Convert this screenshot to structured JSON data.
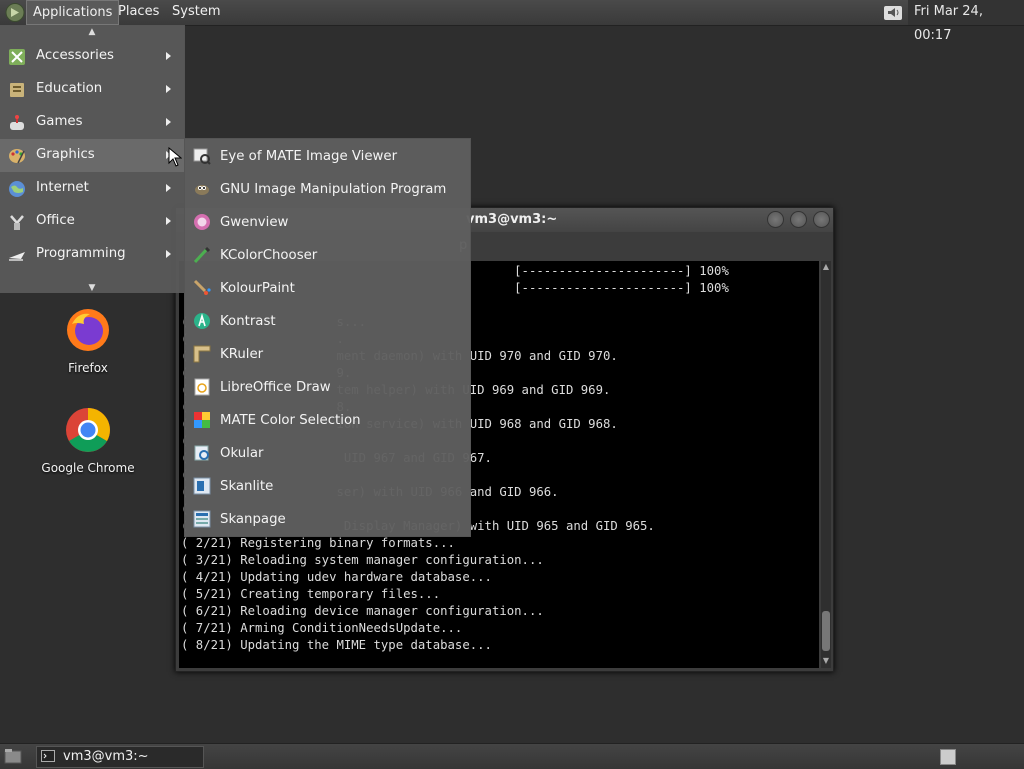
{
  "top_panel": {
    "applications": "Applications",
    "places": "Places",
    "system": "System",
    "clock": "Fri Mar 24, 00:17",
    "volume_icon": "speaker-icon"
  },
  "desktop": {
    "icons": [
      {
        "label": "Firefox",
        "icon": "firefox-icon"
      },
      {
        "label": "Google Chrome",
        "icon": "chrome-icon"
      }
    ]
  },
  "terminal": {
    "title": "vm3@vm3:~",
    "menubar_partial": "p",
    "lines": [
      "                                             [----------------------] 100%",
      "                                             [----------------------] 100%",
      "",
      "(                    s...",
      "(                    .",
      "(                    ment daemon) with UID 970 and GID 970.",
      "(                    9.",
      "(                    tem helper) with UID 969 and GID 969.",
      "(                    8.",
      "(                    ion service) with UID 968 and GID 968.",
      "(",
      "(                     UID 967 and GID 967.",
      "(",
      "(                    ser) with UID 966 and GID 966.",
      "(",
      "(                     Display Manager) with UID 965 and GID 965.",
      "( 2/21) Registering binary formats...",
      "( 3/21) Reloading system manager configuration...",
      "( 4/21) Updating udev hardware database...",
      "( 5/21) Creating temporary files...",
      "( 6/21) Reloading device manager configuration...",
      "( 7/21) Arming ConditionNeedsUpdate...",
      "( 8/21) Updating the MIME type database..."
    ]
  },
  "apps_menu": {
    "items": [
      {
        "label": "Accessories",
        "icon": "accessories-icon"
      },
      {
        "label": "Education",
        "icon": "education-icon"
      },
      {
        "label": "Games",
        "icon": "games-icon"
      },
      {
        "label": "Graphics",
        "icon": "graphics-icon"
      },
      {
        "label": "Internet",
        "icon": "internet-icon"
      },
      {
        "label": "Office",
        "icon": "office-icon"
      },
      {
        "label": "Programming",
        "icon": "programming-icon"
      }
    ],
    "active": "Graphics"
  },
  "graphics_submenu": {
    "items": [
      {
        "label": "Eye of MATE Image Viewer",
        "icon": "image-viewer-icon"
      },
      {
        "label": "GNU Image Manipulation Program",
        "icon": "gimp-icon"
      },
      {
        "label": "Gwenview",
        "icon": "gwenview-icon"
      },
      {
        "label": "KColorChooser",
        "icon": "color-picker-icon"
      },
      {
        "label": "KolourPaint",
        "icon": "paint-icon"
      },
      {
        "label": "Kontrast",
        "icon": "kontrast-icon"
      },
      {
        "label": "KRuler",
        "icon": "ruler-icon"
      },
      {
        "label": "LibreOffice Draw",
        "icon": "draw-icon"
      },
      {
        "label": "MATE Color Selection",
        "icon": "color-selection-icon"
      },
      {
        "label": "Okular",
        "icon": "okular-icon"
      },
      {
        "label": "Skanlite",
        "icon": "scanner-icon"
      },
      {
        "label": "Skanpage",
        "icon": "scan-page-icon"
      }
    ]
  },
  "bottom_panel": {
    "task_label": "vm3@vm3:~"
  }
}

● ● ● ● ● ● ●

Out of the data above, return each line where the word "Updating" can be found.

= Answer to this task =
      "( 4/21) Updating udev hardware database...",
      "( 8/21) Updating the MIME type database..."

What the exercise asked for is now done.